START DATA

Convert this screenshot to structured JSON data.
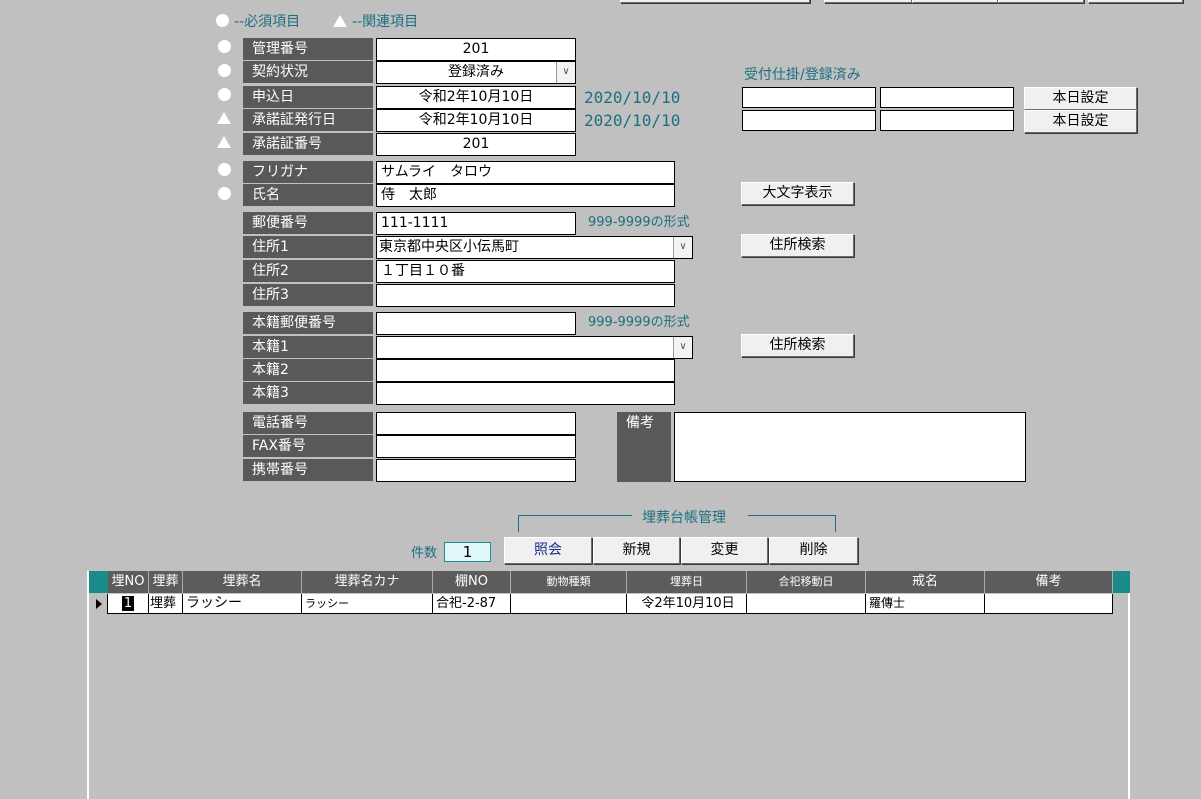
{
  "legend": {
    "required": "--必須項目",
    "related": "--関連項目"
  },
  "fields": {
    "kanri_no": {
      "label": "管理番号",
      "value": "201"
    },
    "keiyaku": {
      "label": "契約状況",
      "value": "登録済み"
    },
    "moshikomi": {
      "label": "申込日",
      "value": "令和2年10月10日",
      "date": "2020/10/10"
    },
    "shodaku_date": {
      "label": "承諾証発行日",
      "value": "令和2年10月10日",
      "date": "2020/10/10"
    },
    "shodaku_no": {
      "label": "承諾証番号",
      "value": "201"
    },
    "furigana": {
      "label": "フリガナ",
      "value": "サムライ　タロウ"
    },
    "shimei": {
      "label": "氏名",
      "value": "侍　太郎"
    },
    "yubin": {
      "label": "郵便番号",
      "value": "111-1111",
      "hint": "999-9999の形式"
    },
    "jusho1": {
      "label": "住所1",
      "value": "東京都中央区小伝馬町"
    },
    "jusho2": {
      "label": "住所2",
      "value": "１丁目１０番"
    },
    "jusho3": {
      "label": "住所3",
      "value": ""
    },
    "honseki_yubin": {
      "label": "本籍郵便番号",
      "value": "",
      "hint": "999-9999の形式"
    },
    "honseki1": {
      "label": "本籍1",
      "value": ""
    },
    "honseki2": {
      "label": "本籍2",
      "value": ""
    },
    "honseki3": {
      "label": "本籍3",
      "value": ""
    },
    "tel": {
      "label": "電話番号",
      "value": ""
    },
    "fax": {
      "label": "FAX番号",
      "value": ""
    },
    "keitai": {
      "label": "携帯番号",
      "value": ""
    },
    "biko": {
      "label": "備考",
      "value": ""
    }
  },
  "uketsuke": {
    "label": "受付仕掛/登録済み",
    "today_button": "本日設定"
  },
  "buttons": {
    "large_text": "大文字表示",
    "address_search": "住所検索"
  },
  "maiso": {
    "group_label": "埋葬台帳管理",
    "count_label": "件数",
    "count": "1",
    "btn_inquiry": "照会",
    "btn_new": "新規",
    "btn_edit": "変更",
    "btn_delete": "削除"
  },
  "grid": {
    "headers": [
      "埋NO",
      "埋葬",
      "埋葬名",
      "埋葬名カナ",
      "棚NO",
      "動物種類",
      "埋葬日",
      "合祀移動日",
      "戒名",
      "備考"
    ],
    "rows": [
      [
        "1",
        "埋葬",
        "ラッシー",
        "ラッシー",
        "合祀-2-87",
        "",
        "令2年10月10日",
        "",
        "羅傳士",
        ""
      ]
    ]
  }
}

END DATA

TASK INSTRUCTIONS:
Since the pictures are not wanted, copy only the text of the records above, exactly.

TASK ANSWER:
Convert this screenshot to structured JSON data.
{
  "legend": {
    "required": "--必須項目",
    "related": "--関連項目"
  },
  "fields": {
    "kanri_no": {
      "label": "管理番号",
      "value": "201"
    },
    "keiyaku": {
      "label": "契約状況",
      "value": "登録済み"
    },
    "moshikomi": {
      "label": "申込日",
      "value": "令和2年10月10日",
      "date": "2020/10/10"
    },
    "shodaku_date": {
      "label": "承諾証発行日",
      "value": "令和2年10月10日",
      "date": "2020/10/10"
    },
    "shodaku_no": {
      "label": "承諾証番号",
      "value": "201"
    },
    "furigana": {
      "label": "フリガナ",
      "value": "サムライ　タロウ"
    },
    "shimei": {
      "label": "氏名",
      "value": "侍　太郎"
    },
    "yubin": {
      "label": "郵便番号",
      "value": "111-1111",
      "hint": "999-9999の形式"
    },
    "jusho1": {
      "label": "住所1",
      "value": "東京都中央区小伝馬町"
    },
    "jusho2": {
      "label": "住所2",
      "value": "１丁目１０番"
    },
    "jusho3": {
      "label": "住所3",
      "value": ""
    },
    "honseki_yubin": {
      "label": "本籍郵便番号",
      "value": "",
      "hint": "999-9999の形式"
    },
    "honseki1": {
      "label": "本籍1",
      "value": ""
    },
    "honseki2": {
      "label": "本籍2",
      "value": ""
    },
    "honseki3": {
      "label": "本籍3",
      "value": ""
    },
    "tel": {
      "label": "電話番号",
      "value": ""
    },
    "fax": {
      "label": "FAX番号",
      "value": ""
    },
    "keitai": {
      "label": "携帯番号",
      "value": ""
    },
    "biko": {
      "label": "備考",
      "value": ""
    }
  },
  "uketsuke": {
    "label": "受付仕掛/登録済み",
    "today_button": "本日設定"
  },
  "buttons": {
    "large_text": "大文字表示",
    "address_search": "住所検索"
  },
  "maiso": {
    "group_label": "埋葬台帳管理",
    "count_label": "件数",
    "count": "1",
    "btn_inquiry": "照会",
    "btn_new": "新規",
    "btn_edit": "変更",
    "btn_delete": "削除"
  },
  "grid": {
    "headers": [
      "埋NO",
      "埋葬",
      "埋葬名",
      "埋葬名カナ",
      "棚NO",
      "動物種類",
      "埋葬日",
      "合祀移動日",
      "戒名",
      "備考"
    ],
    "rows": [
      [
        "1",
        "埋葬",
        "ラッシー",
        "ラッシー",
        "合祀-2-87",
        "",
        "令2年10月10日",
        "",
        "羅傳士",
        ""
      ]
    ]
  }
}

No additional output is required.